Life Insurance is not an Investment Class
Lately, I hear a lot of people saying ‘I have invested in insurance’ or ‘Insurance is not a very good investment’.
In short, life insurance has been put in the same category as real estate, stocks, bonds, and gold. This shows that we still have a long way to go when it comes to financial literacy and insurance literacy specifically.
I would like to take this moment to clarify; that LIFE INSURANCE IS NOT AN INVESTMENT CLASS!!!!! Have you heard me clearly there at the back?
Life insurance is an investment in every sense of the word towards your life and those depending on you. It is similar to saying that a holiday is an investment. We know a holiday is not an asset class at all but it is still an investment to you because you get to recharge and it is good for your mind and body
Life insurance and investments are two very different financial tools.
Life insurance is a risk tool that protects your loved ones against your loss of income, i.e. your economic value when you pass on and an investment is a tool to grow and multiply your money. They are both important in your financial plan but play different roles to help you reach you and your family’s financial goals.
I cannot blame you for getting these policies because most of the ‘life insurance’ products in the market are actually sold as investments. These insurance products that double up as investments are extremely popular.
You know, for the sake of convenience or the fact you do not want to think about death, you would rather buy a cover which has ‘maturity’ at the end of the term. This means they get some sort of return if you are still alive by the end of the term.

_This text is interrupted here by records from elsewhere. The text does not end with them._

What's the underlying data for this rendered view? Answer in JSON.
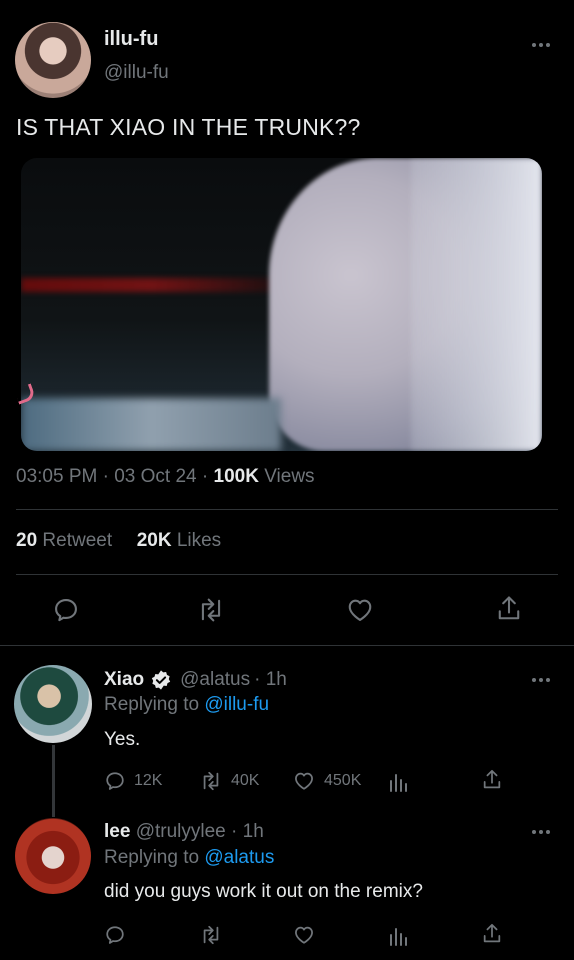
{
  "tweet": {
    "display_name": "illu-fu",
    "handle": "@illu-fu",
    "text": "IS THAT XIAO IN THE TRUNK??",
    "time": "03:05 PM",
    "date": "03 Oct 24",
    "views_count": "100K",
    "views_label": "Views",
    "retweets_count": "20",
    "retweets_label": "Retweet",
    "likes_count": "20K",
    "likes_label": "Likes"
  },
  "replies": [
    {
      "display_name": "Xiao",
      "handle": "@alatus",
      "age": "· 1h",
      "replying_prefix": "Replying to",
      "replying_to": "@illu-fu",
      "text": "Yes.",
      "reply_count": "12K",
      "retweet_count": "40K",
      "like_count": "450K",
      "verified": true
    },
    {
      "display_name": "lee",
      "handle": "@trulyylee",
      "age": "· 1h",
      "replying_prefix": "Replying to",
      "replying_to": "@alatus",
      "text": "did you guys work it out on the remix?"
    }
  ],
  "colors": {
    "background": "#000000",
    "text": "#e7e9ea",
    "secondary": "#71767b",
    "link": "#1d9bf0",
    "divider": "#2f3336"
  },
  "icons": [
    "more-icon",
    "reply-icon",
    "retweet-icon",
    "like-icon",
    "share-icon",
    "analytics-icon",
    "verified-icon"
  ]
}
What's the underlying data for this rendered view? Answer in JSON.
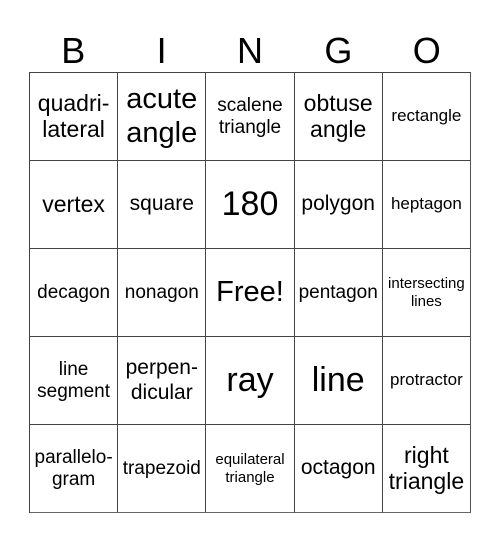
{
  "header": {
    "letters": [
      "B",
      "I",
      "N",
      "G",
      "O"
    ]
  },
  "board": {
    "rows": [
      [
        "quadri-\nlateral",
        "acute\nangle",
        "scalene\ntriangle",
        "obtuse\nangle",
        "rectangle"
      ],
      [
        "vertex",
        "square",
        "180",
        "polygon",
        "heptagon"
      ],
      [
        "decagon",
        "nonagon",
        "Free!",
        "pentagon",
        "intersecting\nlines"
      ],
      [
        "line\nsegment",
        "perpen-\ndicular",
        "ray",
        "line",
        "protractor"
      ],
      [
        "parallelo-\ngram",
        "trapezoid",
        "equilateral\ntriangle",
        "octagon",
        "right\ntriangle"
      ]
    ]
  }
}
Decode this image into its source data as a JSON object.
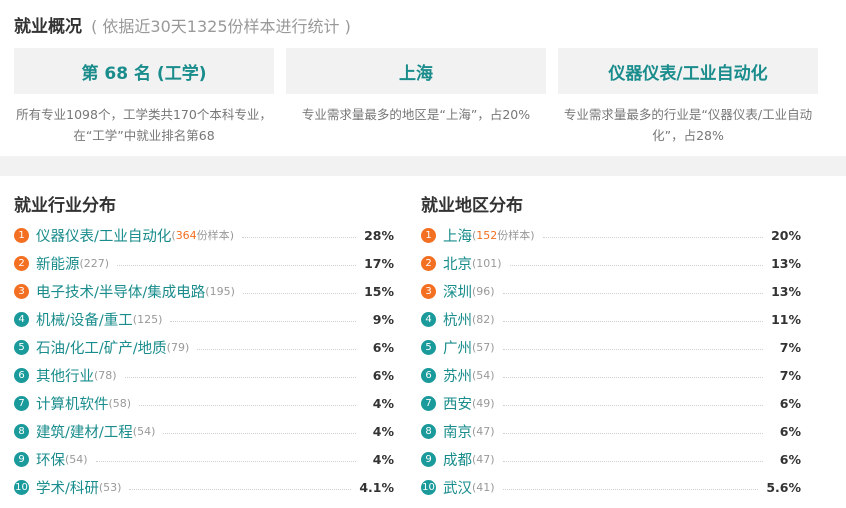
{
  "overview": {
    "title": "就业概况",
    "subtitle": "( 依据近30天1325份样本进行统计 )",
    "cards": [
      {
        "value": "第 68 名 (工学)",
        "desc": "所有专业1098个，工学类共170个本科专业，在“工学”中就业排名第68"
      },
      {
        "value": "上海",
        "desc": "专业需求量最多的地区是“上海”，占20%"
      },
      {
        "value": "仪器仪表/工业自动化",
        "desc": "专业需求量最多的行业是“仪器仪表/工业自动化”，占28%"
      }
    ]
  },
  "industry": {
    "title": "就业行业分布",
    "items": [
      {
        "rank": "1",
        "name": "仪器仪表/工业自动化",
        "count": "364",
        "count_suffix": "份样本",
        "pct": "28%"
      },
      {
        "rank": "2",
        "name": "新能源",
        "count": "(227)",
        "pct": "17%"
      },
      {
        "rank": "3",
        "name": "电子技术/半导体/集成电路",
        "count": "(195)",
        "pct": "15%"
      },
      {
        "rank": "4",
        "name": "机械/设备/重工",
        "count": "(125)",
        "pct": "9%"
      },
      {
        "rank": "5",
        "name": "石油/化工/矿产/地质",
        "count": "(79)",
        "pct": "6%"
      },
      {
        "rank": "6",
        "name": "其他行业",
        "count": "(78)",
        "pct": "6%"
      },
      {
        "rank": "7",
        "name": "计算机软件",
        "count": "(58)",
        "pct": "4%"
      },
      {
        "rank": "8",
        "name": "建筑/建材/工程",
        "count": "(54)",
        "pct": "4%"
      },
      {
        "rank": "9",
        "name": "环保",
        "count": "(54)",
        "pct": "4%"
      },
      {
        "rank": "10",
        "name": "学术/科研",
        "count": "(53)",
        "pct": "4.1%"
      }
    ]
  },
  "region": {
    "title": "就业地区分布",
    "items": [
      {
        "rank": "1",
        "name": "上海",
        "count": "152",
        "count_suffix": "份样本",
        "pct": "20%"
      },
      {
        "rank": "2",
        "name": "北京",
        "count": "(101)",
        "pct": "13%"
      },
      {
        "rank": "3",
        "name": "深圳",
        "count": "(96)",
        "pct": "13%"
      },
      {
        "rank": "4",
        "name": "杭州",
        "count": "(82)",
        "pct": "11%"
      },
      {
        "rank": "5",
        "name": "广州",
        "count": "(57)",
        "pct": "7%"
      },
      {
        "rank": "6",
        "name": "苏州",
        "count": "(54)",
        "pct": "7%"
      },
      {
        "rank": "7",
        "name": "西安",
        "count": "(49)",
        "pct": "6%"
      },
      {
        "rank": "8",
        "name": "南京",
        "count": "(47)",
        "pct": "6%"
      },
      {
        "rank": "9",
        "name": "成都",
        "count": "(47)",
        "pct": "6%"
      },
      {
        "rank": "10",
        "name": "武汉",
        "count": "(41)",
        "pct": "5.6%"
      }
    ]
  },
  "colors": {
    "accent": "#1a8c8c",
    "hot_rank": "#f36f21",
    "rank": "#1a9a9a"
  }
}
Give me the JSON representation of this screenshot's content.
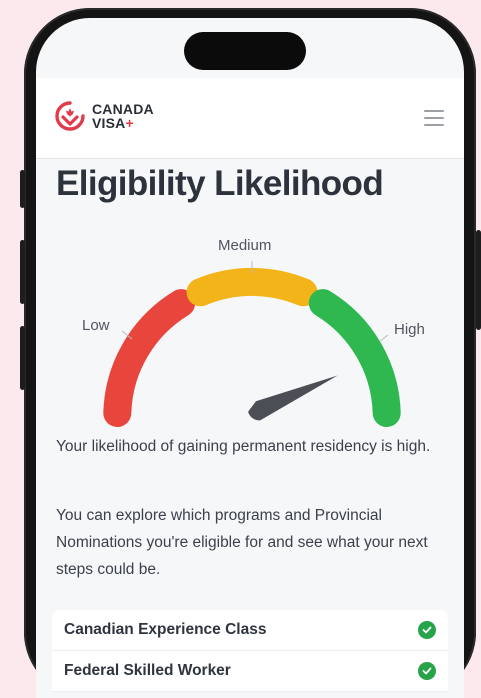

They come in so many different names depending on what gets you excited, this could be education policy, endowment policy, money back policy. They all have the insurance and investment components.
It’s very interesting that many people, maybe including you, could be getting this policy because talking or even thinking about death makes you feel some type of way. Whether you like it or not, when you buy these products they still have the term life insurance part that you have been avoiding.
Please note that the pie chart above is for illustration purposes only.
Different insurance companies do it differently. But you get the point. Out of every premium you pay, the amounts are allocated to:
Management fees and other expenses
Would you take an endowment policy?
Personally, I would avoid an endowment policy like the plague.
They have expensive charges and are also very inflexible in that you are locked in for the selected period, usually suffering heavy losses if you need to come out early.
Here are 5 reasons why I would not touch these endowment policies with a ten-foot pole:
It is not clear how much of the money I contribute goes to life insurance
It is not clear how much of the money I contribute goes to investment
I don't how much I will be spending on the fund manager’s fees
I don't know how they are investing my money
It is simply too opaque for me
In the following series of ‘is your endowment policy a joke,’ you will understand why I can never touch these policies or even advise my clients to get it.
I just can’t.